The lights were described as continuous, unblinking, hovering silently in the air and moving together in the same triangular pattern until they faded away.
Vandervegt never suggested the lights were aliens visiting his neighborhood.
So, what could most likely explain the Colorado lights?
"Road flares tied to balloons," wrote Benjamin Radford, Bad Science columnist at LiveScience.
Radford, who is also managing editor of Skeptical Inquirer magazine, mentions that "the formation of the lights is consistent with independently moving objects, not fixed lights on an aircraft."
And yet, he also confirms that "as can be seen in the video and from eyewitnesses, they all moved in one direction together, stayed in more or less the same formation while in the same air currents."
Bradford maintains that because the slow-moving lights were silent and eventually faded away, this supports the idea of dying road flares. "It's not surprising that eyewitnesses could not identify the objects, since most people have not seen road flares tied to balloons in the night sky," he added.
Of course, a look at the reader comments beneath Bradford's story reflects the outrage felt by those open to the possibility of extraterrestrials.
"How do you keep balloons floating in what appears to be an equilateral triangle formation?"
"The fact there is no smoke visible in the video absolutely proves these were not flares. How can a skeptic miss the most obvious fact from the video?"
"Three helium balloons with 15-foot string and enough drinking straws to keep the balloon strings rigid. Three super bright red LEDs taped to cell batteries and to the balloons. Tie the strings together at the bottom, then tie each balloon at the top with three identical lengths to keep them separated from one another and voila: freak out the population."
"When it comes to solving a mystery like this, a professional debunker is just as untrustworthy as a UFO fanatic. ... Any 'flare and balloon' theory must remain as a theory only until thoroughly determined whether such a theory is scientifically feasible. As a REAL scientist, I am not saying that this UFO is either a hoax or something extraordinary."
For another opinion, AOL News reached out to Jon Nowinski, director of the Connecticut-based Smoking Gun Research Agency, a group that investigates "all things fringe."
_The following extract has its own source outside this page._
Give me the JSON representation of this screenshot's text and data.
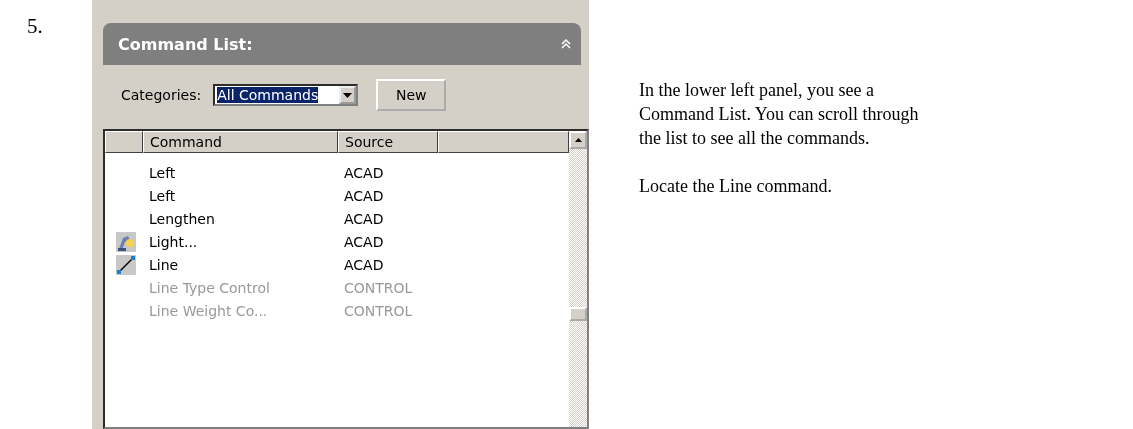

"It's difficult to tell anything from footage like this, as objects are on a black sky, which makes it impossible to judge size, distance or maneuverability," Nowinski wrote in an e-mail. "They do however, seem to move at the same speed and stay the same distance."
Earlier this year, the Smoking Gun Research Agency investigated a series of similar lights videotaped in the sky over Connecticut, referred to as the "Newtown UFO." In that case, Nowinski's research team determined the objects were paper lanterns.
"People were all too quick to make the jump from UFO to alien craft," Nowinski wrote. "We try to emphasize in much of the work that we do that a UFO simply means unidentified."